A study finds that the closer your last name is to the end of the alphabet, the faster you make purchasing decisions. And yes, the behavior is ingrained in us based on how we all used to line up in school. [More]
A new study shows that increased minimum wage does not increase unemployment. [More]
The cheapest time to get your airline tickets is 8 weeks in advance, says an economist who came up with a fancy formula, âˆA = gUG + min(k-g, (1-g)(1-r)), to figure it out. [More]
Online news site The Daily Beast is apparently tired of this whole “floundering economy” thing, so it got more than a dozen economists and historians to come together and issue a manifesto yesterday calling on the U.S. government to “reboot America.” By the end of the day, the number of experts supporting the manifesto increased to more than 40. They argue that the government has to help return lost purchasing power to the unemployed and must use tax cuts and stimulus to boost overall demand, or we’ll never make it out of this slump. [More]
As a nation, we saved more of our paychecks last month than any time since last September–nearly 4% of income went unspent. That worries economists, because it means we’re not spending at a high enough rate to support an economic recovery. But as the Washington Post notes, since unemployment remains high and most of the recent wage growth came from the government, consumers aren’t exactly comfortable with buying something shiny and new just because it’s on sale. [More]
Paul Krugman, economist and NYT columnist thinks so, and suggests that now is not the time to radically cut back in spending.

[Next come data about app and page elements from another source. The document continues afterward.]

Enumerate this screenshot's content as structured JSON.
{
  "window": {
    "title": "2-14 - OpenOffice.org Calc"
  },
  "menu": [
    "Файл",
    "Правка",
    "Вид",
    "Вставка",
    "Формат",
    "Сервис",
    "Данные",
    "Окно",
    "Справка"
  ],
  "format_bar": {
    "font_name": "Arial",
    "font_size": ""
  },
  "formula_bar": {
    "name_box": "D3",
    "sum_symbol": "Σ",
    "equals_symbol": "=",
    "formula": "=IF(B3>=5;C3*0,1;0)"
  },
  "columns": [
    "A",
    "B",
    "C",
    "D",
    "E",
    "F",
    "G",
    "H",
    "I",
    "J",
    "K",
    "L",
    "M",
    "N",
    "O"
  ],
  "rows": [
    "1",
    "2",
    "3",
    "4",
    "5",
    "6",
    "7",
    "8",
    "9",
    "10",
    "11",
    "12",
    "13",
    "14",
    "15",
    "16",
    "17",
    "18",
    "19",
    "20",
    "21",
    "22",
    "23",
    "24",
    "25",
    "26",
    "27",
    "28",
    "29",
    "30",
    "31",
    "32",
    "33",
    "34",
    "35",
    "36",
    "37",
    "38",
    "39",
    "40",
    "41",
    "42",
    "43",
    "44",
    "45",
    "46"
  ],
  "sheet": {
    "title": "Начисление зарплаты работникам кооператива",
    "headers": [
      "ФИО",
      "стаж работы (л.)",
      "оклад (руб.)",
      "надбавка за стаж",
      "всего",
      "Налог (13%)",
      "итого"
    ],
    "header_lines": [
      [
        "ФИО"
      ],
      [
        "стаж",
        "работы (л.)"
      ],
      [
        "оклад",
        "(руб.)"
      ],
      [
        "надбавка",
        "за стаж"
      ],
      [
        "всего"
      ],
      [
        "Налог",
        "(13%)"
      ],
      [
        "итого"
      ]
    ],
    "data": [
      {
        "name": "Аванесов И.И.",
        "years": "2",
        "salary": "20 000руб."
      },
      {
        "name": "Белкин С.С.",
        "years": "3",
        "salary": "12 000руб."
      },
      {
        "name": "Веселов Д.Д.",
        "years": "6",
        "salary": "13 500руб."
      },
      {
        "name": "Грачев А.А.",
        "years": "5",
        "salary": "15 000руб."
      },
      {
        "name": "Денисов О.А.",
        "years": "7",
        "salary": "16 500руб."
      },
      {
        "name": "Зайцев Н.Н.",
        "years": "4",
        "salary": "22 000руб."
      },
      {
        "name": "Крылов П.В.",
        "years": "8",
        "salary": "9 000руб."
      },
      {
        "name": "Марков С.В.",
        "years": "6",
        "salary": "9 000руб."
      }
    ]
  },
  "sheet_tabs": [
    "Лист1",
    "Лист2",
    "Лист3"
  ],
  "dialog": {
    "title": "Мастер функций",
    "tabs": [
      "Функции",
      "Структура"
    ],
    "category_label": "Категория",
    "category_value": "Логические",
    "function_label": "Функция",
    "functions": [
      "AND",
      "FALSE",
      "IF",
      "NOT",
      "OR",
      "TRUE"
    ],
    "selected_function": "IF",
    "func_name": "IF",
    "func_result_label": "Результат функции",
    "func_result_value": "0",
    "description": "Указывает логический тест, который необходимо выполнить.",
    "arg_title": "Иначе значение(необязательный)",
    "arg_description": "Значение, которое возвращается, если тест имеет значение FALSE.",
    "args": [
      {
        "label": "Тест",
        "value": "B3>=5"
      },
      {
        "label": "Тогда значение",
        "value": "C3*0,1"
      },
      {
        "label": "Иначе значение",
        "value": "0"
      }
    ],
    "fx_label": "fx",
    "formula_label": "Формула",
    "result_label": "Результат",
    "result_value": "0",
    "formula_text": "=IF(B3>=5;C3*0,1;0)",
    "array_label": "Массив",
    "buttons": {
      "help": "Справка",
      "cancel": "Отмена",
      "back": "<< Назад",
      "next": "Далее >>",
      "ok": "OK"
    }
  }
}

He says that recent speeches coming out of Europe seem to be taken from the Hoover playbook, and he’s worried. [More]
You might have noticed a few headlines this morning about the good jobs news — 290,000 new jobs were added in March — coupled with the rather grim realization that the unemployment rate climbed to 9.9%. What’s up with that? [More]
The people on that People of Walmart website may wear some ugly t-shirts, but at least they’re honest when it comes to dealing with strangers. According to a new study that looked at how markets, religion, and the size of a community impact concepts of fairness and punishment, Walmart grocery shoppers in Missouri came out on top in terms of treating the other side fairly and punishing selfishness. [More]
The NY Post says that they’ve found a correlation between economic growth and same store sales at Walmart. Their theory is that as the economy improves, people run away from the big blue box. [More]
An oddly high-produced music video rap battle between economists John Maynard Keynes and F. A. Hayek. It crystallizes and communicates the differences between macroeconomic and classic liberal free-market capitalism through the magic of hiphop. It seems weighted towards Hayek but it’s entertaining nonetheless, even though I’m sure Tea Party folks probably email it to their friends with lots of dancing emoticons and angel gifs. What side do you fall on, Keynes or Hayek? [More]
Newsday is a Long Island newspaper. Some people bought it for $650 million and put it behind a pay wall. Three months later, they’ve got 35 subscribers. Yes, 35. [More]
The NYT has an interesting article about what does on behind the scenes when you make a purchase at a retailer with your VISA debit card. You typically have two choices — you can enter your PIN or choose to sign. When you sign the retailer has to pay higher fees to VISA. [More]
A new study says that Tiger Woods spectacular fall from grace has cost shareholders of the firms that used him as a spokesperson to lose $12 billion in value. [More]
The pace of job losses has slowed significantly, but the economy still divested itself of 190,000 jobs in October, sending the national unemployment rate to 10.2%, says the Bureau of Labor Statistics. It should be noted that the unemployment rate only tracks people actively seeking work.
No, just kidding. We know you still don’t have a job. The Commerce Department announced that the economy grew 3.5% in the third quarter — snapping the longest streak of economic contraction since 1947.
NYC wants to have less homeless people — even if that means buying them a one way ticket out of town. The NYT says that the Bloomberg administration has paid for 550 homeless people to leave the city — including flying people to “Paris ($6,332), Orlando ($858.40), Johannesburg ($2,550.70), or most frequently, San Juan ($484.20).”